A significant number of health care respondents are using a private cloud (43 percent) or a hybrid cloud solution (43 percent), the study showed. The research also revealed the health care sector's confidence in the security of data stored in a private cloud environment, with 64 percent indicating that they are "very confident" that their data is protected.

"Many health care organizations are overwhelmed with just keeping the lights on when it comes to IT projects. Staying on top of regulatory requirements and day-to-day operations doesn't leave time for much else," Dr. Cliff Bleustein, head of Dell's global health care consulting services, told eWEEK. "That's where the cloud comes in, and I think we'll continue to see adoption rates climb—particularly with hybrid solutions—in 2015. This approach helps health care organizations reclaim resources from maintenance tasks and inefficient processes in order to fund much-needed innovation."

In addition, nearly half (46 percent) of all health care organizations surveyed cited better allocation of IT resources as the biggest benefit of cloud computing—a benefit that was followed closely by cost savings (39 percent).

"Cloud hosting facilitates access to data from any Internet-connected device, giving health care providers mobility without having to store data on vulnerable end-user devices," Dr. Bleustein said. "Forgoing on-site servers also frees up physician practices from the need to create and maintain hardware infrastructure, allowing them to focus on the clinical and business issues of implementing an EMR [electronic medical record], or any other clinical or business application."

Cloud technology also offers the flexibility to scale, letting you expand or contract your compute power and storage as needed so that you pay only for what you use—which means organizations can align expenses more closely with revenue, he explained.

The study also revealed that the top three IT priorities cited by health care respondents were making IT more cost-efficient, upgrading infrastructure and optimizing data centers.

"The complexity and difficulty of securing health care data is one of the major reasons that cloud hosting for EMRs and other medical applications has grown so quickly," Dr. Bleustein said. "A reliable health care cloud vendor will invest in the best and brightest security professionals and systems, spreading the cost over multiple tenants.
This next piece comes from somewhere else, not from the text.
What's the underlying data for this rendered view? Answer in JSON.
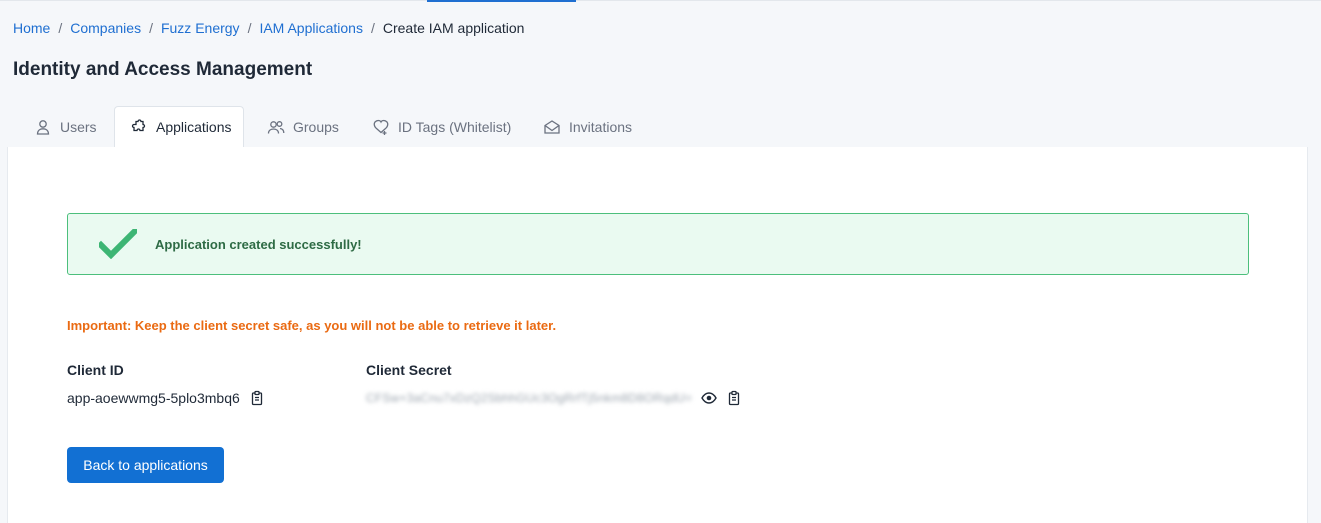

In many ways, the cloud offers enhanced security for health care data, and that really levels the playing field for smaller and midsize providers."

The results for health care organizations mirror the study's overall findings in which nearly all IT decision-makers surveyed said their companies either use or plan to use cloud solutions.

Only 3 percent of respondents across all industries are not planning to leverage cloud solutions.

"At Dell we're seeing more of our health care customers using the cloud for hosted services and for archiving data that ultimately can be analyzed," Dr. Bleustein said. "Local infrastructure is still important, though, and many hospitals will find that a hybrid structure best meets their needs."

He explained there could be high-performance compute (HPC) requirements that could necessitate local infrastructure, including analyzing workloads, revenue, patient records and other data-intensive applications.

"Overall, the predominant trend will be to move as much compute as possible to a cloud environment that enables clinical data to be easily stored, analyzed and shared; protects privacy; and ultimately drives down capital costs," Dr. Bleustein noted.